> **Exercise description**:
Pull each line holding "window" out of the entries below.

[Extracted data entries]
::::::

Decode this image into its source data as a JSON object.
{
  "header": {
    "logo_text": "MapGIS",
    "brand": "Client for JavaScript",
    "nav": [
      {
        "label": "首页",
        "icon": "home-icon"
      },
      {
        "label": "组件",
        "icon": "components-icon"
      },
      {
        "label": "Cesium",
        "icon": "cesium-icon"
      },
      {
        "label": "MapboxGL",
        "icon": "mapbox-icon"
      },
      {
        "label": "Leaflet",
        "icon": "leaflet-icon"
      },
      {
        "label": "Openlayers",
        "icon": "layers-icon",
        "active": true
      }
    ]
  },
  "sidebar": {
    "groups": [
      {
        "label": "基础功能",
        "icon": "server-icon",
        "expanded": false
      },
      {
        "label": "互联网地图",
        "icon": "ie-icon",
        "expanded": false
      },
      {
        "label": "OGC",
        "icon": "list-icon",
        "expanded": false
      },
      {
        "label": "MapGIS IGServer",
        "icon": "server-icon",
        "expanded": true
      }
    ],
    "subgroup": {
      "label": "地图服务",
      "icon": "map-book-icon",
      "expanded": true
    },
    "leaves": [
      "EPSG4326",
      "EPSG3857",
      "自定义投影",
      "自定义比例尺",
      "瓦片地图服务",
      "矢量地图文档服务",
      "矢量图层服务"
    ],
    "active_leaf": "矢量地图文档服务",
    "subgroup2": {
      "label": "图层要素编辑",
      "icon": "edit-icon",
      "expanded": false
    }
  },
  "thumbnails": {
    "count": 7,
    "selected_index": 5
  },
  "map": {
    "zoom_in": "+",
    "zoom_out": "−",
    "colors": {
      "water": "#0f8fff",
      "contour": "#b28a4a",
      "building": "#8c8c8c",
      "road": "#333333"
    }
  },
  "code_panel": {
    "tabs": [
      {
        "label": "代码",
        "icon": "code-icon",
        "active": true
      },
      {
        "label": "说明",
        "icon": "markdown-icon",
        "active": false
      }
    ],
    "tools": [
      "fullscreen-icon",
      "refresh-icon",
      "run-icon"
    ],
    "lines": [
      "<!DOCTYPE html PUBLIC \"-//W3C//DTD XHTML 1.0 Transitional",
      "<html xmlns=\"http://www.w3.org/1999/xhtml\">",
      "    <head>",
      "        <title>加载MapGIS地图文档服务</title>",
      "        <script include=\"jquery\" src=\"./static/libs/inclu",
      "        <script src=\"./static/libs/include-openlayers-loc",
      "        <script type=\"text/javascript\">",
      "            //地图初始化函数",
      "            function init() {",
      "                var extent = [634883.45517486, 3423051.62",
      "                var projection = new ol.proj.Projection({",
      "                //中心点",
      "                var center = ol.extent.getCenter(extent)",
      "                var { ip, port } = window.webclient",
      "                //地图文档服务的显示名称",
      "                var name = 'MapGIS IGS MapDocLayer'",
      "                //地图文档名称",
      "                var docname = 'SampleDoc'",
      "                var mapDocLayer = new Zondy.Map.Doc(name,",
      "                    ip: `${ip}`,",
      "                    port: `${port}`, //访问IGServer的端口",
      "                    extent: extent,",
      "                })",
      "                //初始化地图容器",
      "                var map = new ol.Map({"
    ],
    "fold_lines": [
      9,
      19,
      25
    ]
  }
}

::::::

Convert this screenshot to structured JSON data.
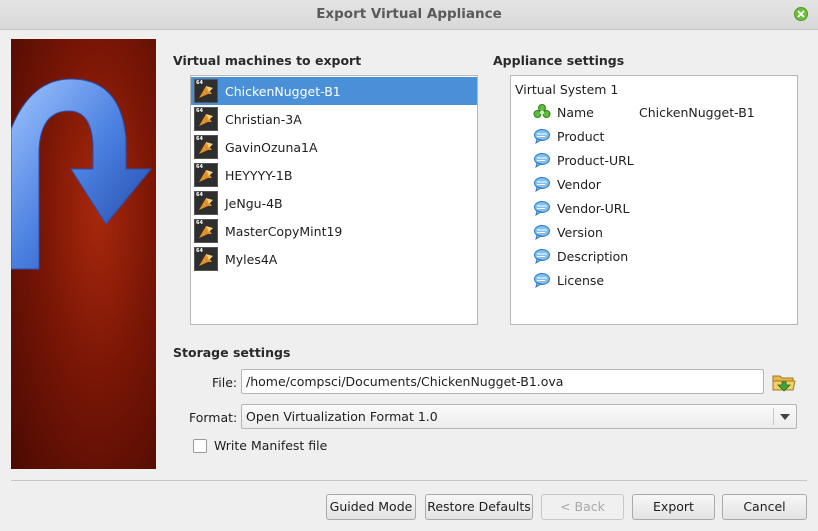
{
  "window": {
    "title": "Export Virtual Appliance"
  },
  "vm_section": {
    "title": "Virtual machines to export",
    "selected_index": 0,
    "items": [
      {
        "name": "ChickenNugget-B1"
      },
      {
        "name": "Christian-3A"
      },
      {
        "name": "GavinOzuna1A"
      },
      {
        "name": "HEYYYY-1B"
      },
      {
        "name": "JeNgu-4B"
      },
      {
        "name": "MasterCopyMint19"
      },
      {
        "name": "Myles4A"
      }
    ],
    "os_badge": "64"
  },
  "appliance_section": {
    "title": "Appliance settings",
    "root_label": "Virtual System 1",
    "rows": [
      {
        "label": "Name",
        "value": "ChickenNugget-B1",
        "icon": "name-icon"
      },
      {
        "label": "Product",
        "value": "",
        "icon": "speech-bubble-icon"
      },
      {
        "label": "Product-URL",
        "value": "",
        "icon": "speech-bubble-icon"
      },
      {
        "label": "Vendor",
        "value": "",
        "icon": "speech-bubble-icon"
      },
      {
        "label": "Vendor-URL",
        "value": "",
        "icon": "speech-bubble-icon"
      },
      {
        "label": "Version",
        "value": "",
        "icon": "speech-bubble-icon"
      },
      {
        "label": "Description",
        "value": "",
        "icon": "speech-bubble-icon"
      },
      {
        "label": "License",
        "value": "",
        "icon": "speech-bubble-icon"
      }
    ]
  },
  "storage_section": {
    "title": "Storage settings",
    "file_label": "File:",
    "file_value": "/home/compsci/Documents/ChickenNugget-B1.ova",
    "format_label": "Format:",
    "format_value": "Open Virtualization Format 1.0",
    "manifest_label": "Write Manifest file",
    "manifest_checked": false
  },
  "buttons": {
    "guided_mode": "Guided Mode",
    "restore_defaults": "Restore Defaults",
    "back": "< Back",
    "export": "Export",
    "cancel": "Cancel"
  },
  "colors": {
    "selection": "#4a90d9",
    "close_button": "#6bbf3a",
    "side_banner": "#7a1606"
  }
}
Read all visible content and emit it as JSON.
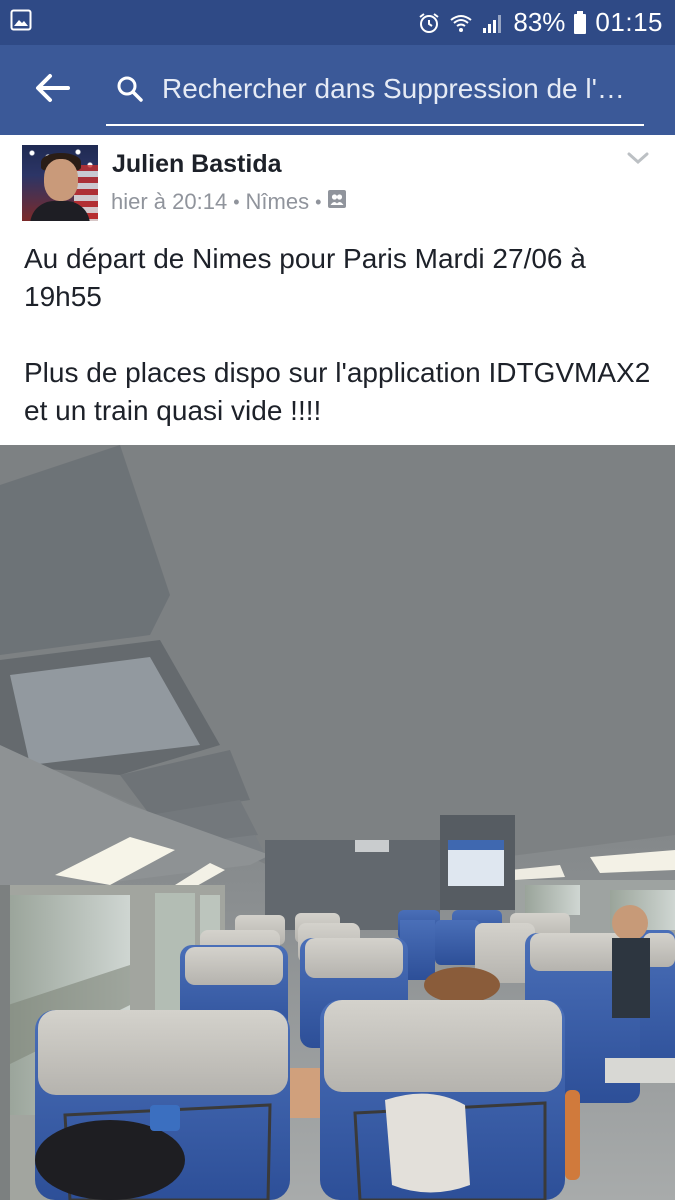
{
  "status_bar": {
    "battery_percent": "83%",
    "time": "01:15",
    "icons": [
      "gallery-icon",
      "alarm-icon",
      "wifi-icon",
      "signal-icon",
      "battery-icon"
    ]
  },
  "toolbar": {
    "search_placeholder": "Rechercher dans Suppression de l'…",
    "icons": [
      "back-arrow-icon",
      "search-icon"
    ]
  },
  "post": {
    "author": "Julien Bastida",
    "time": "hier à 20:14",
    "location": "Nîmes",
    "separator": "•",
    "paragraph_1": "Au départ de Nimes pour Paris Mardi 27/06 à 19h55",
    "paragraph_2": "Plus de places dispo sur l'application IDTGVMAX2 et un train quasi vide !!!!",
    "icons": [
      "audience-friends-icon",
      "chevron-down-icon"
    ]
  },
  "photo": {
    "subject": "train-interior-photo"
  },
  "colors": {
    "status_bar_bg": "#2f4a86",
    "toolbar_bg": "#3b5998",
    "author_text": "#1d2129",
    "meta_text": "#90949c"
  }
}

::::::

> **Output for this exercise**:
      "                var { ip, port } = window.webclient",
  "window": {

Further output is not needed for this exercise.